> [EXERCISE]: Filter the listing below, copying every line in which the word "USOil" appears.
━━ SUPPLIED ENTRIES ━━
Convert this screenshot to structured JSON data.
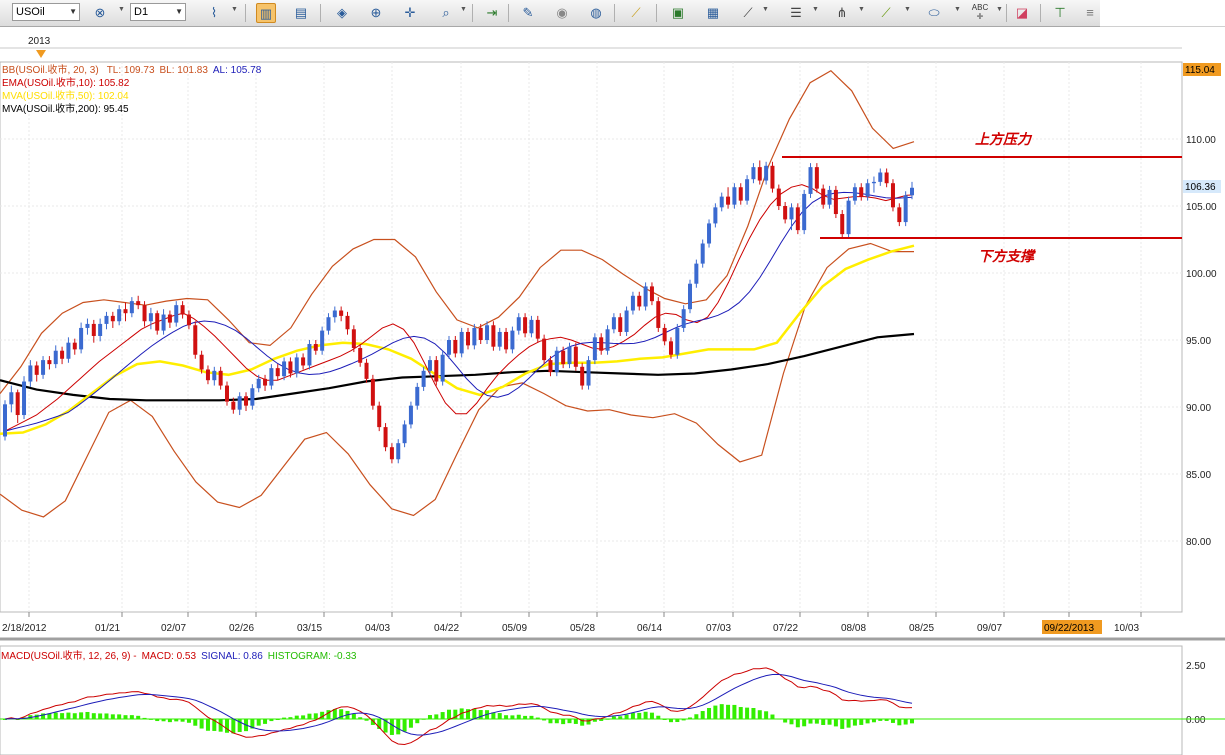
{
  "toolbar": {
    "symbol": "USOil",
    "timeframe": "D1",
    "icons": [
      "bar-chart-icon",
      "indicator-icon",
      "period-icon",
      "objects-icon",
      "zoom-in-icon",
      "zoom-out-icon",
      "crosshair-icon",
      "search-chart-icon",
      "auto-scroll-icon",
      "edit-icon",
      "eye-icon",
      "globe-icon",
      "ruler-icon",
      "picture-icon",
      "chart-window-icon",
      "trendline-icon",
      "fibonacci-icon",
      "pitchfork-icon",
      "line-tool-icon",
      "ellipse-icon",
      "text-label-icon",
      "eraser-icon",
      "tree-icon",
      "menu-icon"
    ]
  },
  "colors": {
    "bull": "#3b6ad0",
    "bear": "#d01010",
    "bb": "#c8501e",
    "ema": "#cc0000",
    "mva50": "#ffee00",
    "mva200": "#000000",
    "macd": "#cc0000",
    "signal": "#1d1db8",
    "hist": "#33ee00",
    "levels": "#d00000",
    "price_tag": "#d6e9fb",
    "date_tag": "#f09a20"
  },
  "legend": {
    "bb_name": "BB(USOil.收市, 20, 3)",
    "bb_tl": "TL: 109.73",
    "bb_bl": "BL: 101.83",
    "bb_al": "AL: 105.78",
    "ema": "EMA(USOil.收市,10): 105.82",
    "mva50": "MVA(USOil.收市,50): 102.04",
    "mva200": "MVA(USOil.收市,200): 95.45"
  },
  "annotations": {
    "resistance": "上方压力",
    "support": "下方支撑"
  },
  "year_label": "2013",
  "price_tag_top": "115.04",
  "price_tag_last": "106.36",
  "date_tag": "09/22/2013",
  "macd_legend": {
    "name": "MACD(USOil.收市, 12, 26, 9) -",
    "macd": "MACD: 0.53",
    "signal": "SIGNAL: 0.86",
    "hist": "HISTOGRAM: -0.33"
  },
  "chart_data": [
    {
      "type": "candlestick",
      "symbol": "USOil",
      "timeframe": "D1",
      "y_ticks": [
        80,
        85,
        90,
        95,
        100,
        105,
        110
      ],
      "ylim": [
        75,
        115.04
      ],
      "last_price": 106.36,
      "x_tick_labels": [
        "2/18/2012",
        "01/21",
        "02/07",
        "02/26",
        "03/15",
        "04/03",
        "04/22",
        "05/09",
        "05/28",
        "06/14",
        "07/03",
        "07/22",
        "08/08",
        "08/25",
        "09/07",
        "09/22/2013",
        "10/03"
      ],
      "ohlc": [
        [
          87.8,
          90.5,
          87.5,
          90.2
        ],
        [
          90.2,
          91.6,
          89.6,
          91.1
        ],
        [
          91.1,
          91.3,
          88.8,
          89.4
        ],
        [
          89.4,
          92.3,
          89.1,
          91.9
        ],
        [
          91.9,
          93.5,
          91.5,
          93.1
        ],
        [
          93.1,
          93.4,
          91.9,
          92.4
        ],
        [
          92.4,
          93.8,
          92.1,
          93.5
        ],
        [
          93.5,
          93.8,
          92.8,
          93.2
        ],
        [
          93.2,
          94.6,
          92.9,
          94.2
        ],
        [
          94.2,
          94.5,
          93.2,
          93.6
        ],
        [
          93.6,
          95.2,
          93.3,
          94.8
        ],
        [
          94.8,
          95.1,
          93.9,
          94.3
        ],
        [
          94.3,
          96.3,
          94.0,
          95.9
        ],
        [
          95.9,
          96.6,
          95.4,
          96.2
        ],
        [
          96.2,
          96.5,
          94.8,
          95.3
        ],
        [
          95.3,
          96.6,
          94.9,
          96.2
        ],
        [
          96.2,
          97.1,
          95.8,
          96.8
        ],
        [
          96.8,
          97.1,
          95.9,
          96.4
        ],
        [
          96.4,
          97.6,
          96.1,
          97.3
        ],
        [
          97.3,
          97.8,
          96.4,
          97.0
        ],
        [
          97.0,
          98.2,
          96.7,
          97.9
        ],
        [
          97.9,
          98.3,
          97.3,
          97.6
        ],
        [
          97.6,
          97.9,
          96.0,
          96.4
        ],
        [
          96.4,
          97.4,
          95.8,
          97.0
        ],
        [
          97.0,
          97.2,
          95.4,
          95.7
        ],
        [
          95.7,
          97.3,
          95.4,
          96.9
        ],
        [
          96.9,
          97.2,
          95.9,
          96.3
        ],
        [
          96.3,
          97.9,
          96.0,
          97.6
        ],
        [
          97.6,
          97.9,
          96.6,
          96.9
        ],
        [
          96.9,
          97.2,
          95.8,
          96.1
        ],
        [
          96.1,
          96.4,
          93.6,
          93.9
        ],
        [
          93.9,
          94.2,
          92.5,
          92.8
        ],
        [
          92.8,
          93.1,
          91.7,
          92.0
        ],
        [
          92.0,
          93.0,
          91.6,
          92.7
        ],
        [
          92.7,
          93.0,
          91.3,
          91.6
        ],
        [
          91.6,
          91.9,
          90.1,
          90.4
        ],
        [
          90.4,
          90.7,
          89.5,
          89.8
        ],
        [
          89.8,
          91.1,
          89.4,
          90.8
        ],
        [
          90.8,
          91.1,
          89.7,
          90.1
        ],
        [
          90.1,
          91.7,
          89.8,
          91.4
        ],
        [
          91.4,
          92.4,
          91.1,
          92.1
        ],
        [
          92.1,
          92.4,
          91.2,
          91.6
        ],
        [
          91.6,
          93.2,
          91.3,
          92.9
        ],
        [
          92.9,
          93.2,
          92.0,
          92.3
        ],
        [
          92.3,
          93.7,
          92.0,
          93.4
        ],
        [
          93.4,
          93.7,
          92.2,
          92.5
        ],
        [
          92.5,
          94.0,
          92.2,
          93.7
        ],
        [
          93.7,
          94.0,
          92.8,
          93.1
        ],
        [
          93.1,
          95.0,
          92.8,
          94.7
        ],
        [
          94.7,
          95.0,
          93.9,
          94.2
        ],
        [
          94.2,
          96.0,
          93.9,
          95.7
        ],
        [
          95.7,
          97.0,
          95.4,
          96.7
        ],
        [
          96.7,
          97.5,
          96.3,
          97.2
        ],
        [
          97.2,
          97.5,
          96.4,
          96.8
        ],
        [
          96.8,
          97.1,
          95.4,
          95.8
        ],
        [
          95.8,
          96.1,
          94.1,
          94.4
        ],
        [
          94.4,
          94.7,
          93.0,
          93.3
        ],
        [
          93.3,
          93.6,
          91.8,
          92.1
        ],
        [
          92.1,
          92.4,
          89.8,
          90.1
        ],
        [
          90.1,
          90.4,
          88.2,
          88.5
        ],
        [
          88.5,
          88.8,
          86.7,
          87.0
        ],
        [
          87.0,
          87.3,
          85.8,
          86.1
        ],
        [
          86.1,
          87.6,
          85.8,
          87.3
        ],
        [
          87.3,
          89.0,
          87.0,
          88.7
        ],
        [
          88.7,
          90.4,
          88.4,
          90.1
        ],
        [
          90.1,
          91.8,
          89.8,
          91.5
        ],
        [
          91.5,
          93.0,
          91.2,
          92.7
        ],
        [
          92.7,
          93.8,
          92.4,
          93.5
        ],
        [
          93.5,
          93.8,
          91.6,
          91.9
        ],
        [
          91.9,
          94.2,
          91.6,
          93.9
        ],
        [
          93.9,
          95.3,
          93.6,
          95.0
        ],
        [
          95.0,
          95.3,
          93.7,
          94.0
        ],
        [
          94.0,
          95.9,
          93.7,
          95.6
        ],
        [
          95.6,
          95.9,
          94.3,
          94.6
        ],
        [
          94.6,
          96.2,
          94.3,
          95.9
        ],
        [
          95.9,
          96.2,
          94.7,
          95.0
        ],
        [
          95.0,
          96.4,
          94.7,
          96.1
        ],
        [
          96.1,
          96.4,
          94.2,
          94.5
        ],
        [
          94.5,
          95.9,
          94.2,
          95.6
        ],
        [
          95.6,
          95.9,
          94.0,
          94.3
        ],
        [
          94.3,
          96.0,
          94.0,
          95.7
        ],
        [
          95.7,
          97.0,
          95.4,
          96.7
        ],
        [
          96.7,
          97.0,
          95.2,
          95.5
        ],
        [
          95.5,
          96.8,
          95.2,
          96.5
        ],
        [
          96.5,
          96.8,
          94.8,
          95.1
        ],
        [
          95.1,
          95.4,
          93.2,
          93.5
        ],
        [
          93.5,
          93.8,
          92.3,
          92.6
        ],
        [
          92.6,
          94.5,
          92.3,
          94.2
        ],
        [
          94.2,
          94.5,
          92.9,
          93.2
        ],
        [
          93.2,
          94.8,
          92.9,
          94.5
        ],
        [
          94.5,
          94.8,
          92.7,
          93.0
        ],
        [
          93.0,
          93.3,
          91.3,
          91.6
        ],
        [
          91.6,
          93.8,
          91.3,
          93.5
        ],
        [
          93.5,
          95.5,
          93.2,
          95.2
        ],
        [
          95.2,
          95.5,
          93.9,
          94.2
        ],
        [
          94.2,
          96.1,
          93.9,
          95.8
        ],
        [
          95.8,
          97.0,
          95.5,
          96.7
        ],
        [
          96.7,
          97.0,
          95.3,
          95.6
        ],
        [
          95.6,
          97.5,
          95.3,
          97.2
        ],
        [
          97.2,
          98.6,
          96.9,
          98.3
        ],
        [
          98.3,
          98.6,
          97.2,
          97.5
        ],
        [
          97.5,
          99.3,
          97.2,
          99.0
        ],
        [
          99.0,
          99.3,
          97.6,
          97.9
        ],
        [
          97.9,
          98.2,
          95.6,
          95.9
        ],
        [
          95.9,
          96.2,
          94.6,
          94.9
        ],
        [
          94.9,
          95.2,
          93.6,
          93.9
        ],
        [
          93.9,
          96.2,
          93.6,
          95.9
        ],
        [
          95.9,
          97.6,
          95.6,
          97.3
        ],
        [
          97.3,
          99.5,
          97.0,
          99.2
        ],
        [
          99.2,
          101.0,
          98.9,
          100.7
        ],
        [
          100.7,
          102.5,
          100.4,
          102.2
        ],
        [
          102.2,
          104.0,
          101.9,
          103.7
        ],
        [
          103.7,
          105.2,
          103.4,
          104.9
        ],
        [
          104.9,
          106.0,
          104.6,
          105.7
        ],
        [
          105.7,
          106.4,
          104.8,
          105.1
        ],
        [
          105.1,
          106.7,
          104.8,
          106.4
        ],
        [
          106.4,
          106.7,
          105.1,
          105.4
        ],
        [
          105.4,
          107.3,
          105.1,
          107.0
        ],
        [
          107.0,
          108.2,
          106.7,
          107.9
        ],
        [
          107.9,
          108.4,
          106.6,
          106.9
        ],
        [
          106.9,
          108.3,
          106.6,
          108.0
        ],
        [
          108.0,
          108.3,
          106.0,
          106.3
        ],
        [
          106.3,
          106.6,
          104.7,
          105.0
        ],
        [
          105.0,
          105.3,
          103.7,
          104.0
        ],
        [
          104.0,
          105.2,
          103.2,
          104.9
        ],
        [
          104.9,
          105.2,
          102.9,
          103.2
        ],
        [
          103.2,
          106.2,
          102.9,
          105.9
        ],
        [
          105.9,
          108.2,
          105.6,
          107.9
        ],
        [
          107.9,
          108.2,
          106.0,
          106.3
        ],
        [
          106.3,
          106.6,
          104.8,
          105.1
        ],
        [
          105.1,
          106.5,
          104.8,
          106.2
        ],
        [
          106.2,
          106.5,
          104.1,
          104.4
        ],
        [
          104.4,
          104.7,
          102.6,
          102.9
        ],
        [
          102.9,
          105.7,
          102.6,
          105.4
        ],
        [
          105.4,
          106.7,
          105.1,
          106.4
        ],
        [
          106.4,
          106.7,
          105.4,
          105.7
        ],
        [
          105.7,
          107.0,
          105.4,
          106.7
        ],
        [
          106.7,
          107.2,
          106.0,
          106.8
        ],
        [
          106.8,
          107.8,
          106.5,
          107.5
        ],
        [
          107.5,
          107.8,
          106.4,
          106.7
        ],
        [
          106.7,
          107.0,
          104.6,
          104.9
        ],
        [
          104.9,
          105.2,
          103.5,
          103.8
        ],
        [
          103.8,
          106.1,
          103.5,
          105.8
        ],
        [
          105.8,
          106.8,
          105.5,
          106.36
        ]
      ],
      "ema10": [
        88.2,
        88.6,
        89.0,
        89.4,
        90.0,
        90.6,
        91.3,
        92.0,
        92.7,
        93.4,
        94.0,
        94.6,
        95.2,
        95.8,
        96.2,
        96.5,
        96.8,
        97.0,
        96.6,
        96.0,
        95.3,
        94.5,
        93.7,
        92.9,
        92.3,
        92.0,
        92.0,
        92.3,
        92.6,
        92.9,
        93.2,
        93.5,
        93.8,
        94.2,
        94.7,
        95.3,
        95.9,
        96.2,
        95.8,
        94.8,
        93.3,
        91.7,
        90.3,
        89.5,
        89.5,
        90.3,
        91.4,
        92.4,
        93.2,
        93.9,
        94.5,
        94.9,
        95.1,
        95.2,
        95.0,
        94.7,
        94.4,
        94.3,
        94.5,
        94.9,
        95.4,
        96.1,
        96.7,
        97.0,
        96.9,
        96.5,
        96.3,
        96.7,
        97.8,
        99.3,
        101.0,
        102.6,
        104.0,
        105.1,
        105.9,
        106.4,
        106.6,
        106.3,
        105.8,
        105.5,
        105.6,
        105.7,
        105.7,
        105.6,
        105.4,
        105.6,
        105.8,
        105.82
      ],
      "ema10_x": [
        0,
        2,
        4,
        6,
        8,
        10,
        12,
        14,
        16,
        18,
        20,
        22,
        24,
        26,
        28,
        30,
        32,
        34,
        36,
        38,
        40,
        42,
        44,
        46,
        48,
        50,
        52,
        54,
        56,
        58,
        60,
        62,
        64,
        66,
        68,
        70,
        72,
        74,
        76,
        78,
        80,
        82,
        84,
        86,
        88,
        90,
        92,
        94,
        96,
        98,
        100,
        102,
        104,
        106,
        108,
        110,
        112,
        114,
        116,
        118,
        120,
        122,
        124,
        126,
        128,
        130,
        132,
        134,
        136,
        138,
        140,
        142,
        144,
        146,
        148,
        150,
        152,
        154,
        156,
        158,
        160,
        162,
        164,
        166,
        168,
        170,
        172,
        173
      ],
      "bb_upper": [
        91.0,
        93.0,
        95.5,
        97.0,
        97.8,
        98.0,
        97.8,
        97.6,
        97.9,
        98.1,
        98.0,
        96.5,
        94.8,
        94.6,
        95.9,
        98.4,
        100.5,
        101.8,
        102.5,
        102.5,
        101.2,
        98.6,
        96.5,
        95.9,
        96.7,
        98.2,
        100.4,
        101.7,
        101.7,
        101.0,
        99.9,
        98.9,
        98.1,
        97.7,
        98.0,
        99.8,
        103.5,
        108.0,
        111.5,
        114.2,
        115.1,
        113.6,
        110.8,
        109.3,
        109.8
      ],
      "bb_lower": [
        83.5,
        82.3,
        81.8,
        83.0,
        86.3,
        89.6,
        90.5,
        89.3,
        86.7,
        84.4,
        82.9,
        82.5,
        83.4,
        85.5,
        87.6,
        88.1,
        86.5,
        84.2,
        82.4,
        81.9,
        83.1,
        86.5,
        89.8,
        91.5,
        91.8,
        91.0,
        90.1,
        89.7,
        89.8,
        89.4,
        89.2,
        89.5,
        88.8,
        87.2,
        85.9,
        86.4,
        92.5,
        97.5,
        100.4,
        101.8,
        102.2,
        101.6,
        101.6
      ],
      "mva50": [
        88.0,
        88.1,
        88.7,
        89.7,
        91.0,
        92.3,
        93.2,
        93.4,
        93.1,
        92.6,
        92.4,
        92.8,
        93.6,
        94.2,
        94.6,
        94.8,
        94.7,
        94.3,
        93.6,
        92.5,
        91.4,
        90.9,
        91.5,
        92.5,
        93.2,
        93.3,
        93.3,
        93.4,
        93.6,
        93.7,
        94.0,
        94.3,
        94.3,
        94.3,
        94.8,
        97.0,
        99.0,
        100.3,
        101.0,
        101.6,
        102.04
      ],
      "mva200": [
        92.0,
        91.3,
        90.9,
        90.6,
        90.5,
        90.5,
        90.5,
        90.6,
        91.0,
        91.4,
        91.9,
        92.2,
        92.3,
        92.4,
        92.6,
        92.7,
        92.6,
        92.5,
        92.4,
        92.5,
        92.8,
        93.2,
        93.8,
        94.5,
        95.2,
        95.45
      ]
    },
    {
      "type": "macd",
      "params": [
        12,
        26,
        9
      ],
      "y_ticks": [
        0.0,
        2.5
      ],
      "macd": [
        0.53
      ],
      "signal": [
        0.86
      ],
      "histogram": [
        -0.33
      ]
    }
  ]
}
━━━
> [REPLY]:
    "symbol": "USOil",
    "bb_name": "BB(USOil.收市, 20, 3)",
    "ema": "EMA(USOil.收市,10): 105.82",
    "mva50": "MVA(USOil.收市,50): 102.04",
    "mva200": "MVA(USOil.收市,200): 95.45"
    "name": "MACD(USOil.收市, 12, 26, 9) -",
      "symbol": "USOil",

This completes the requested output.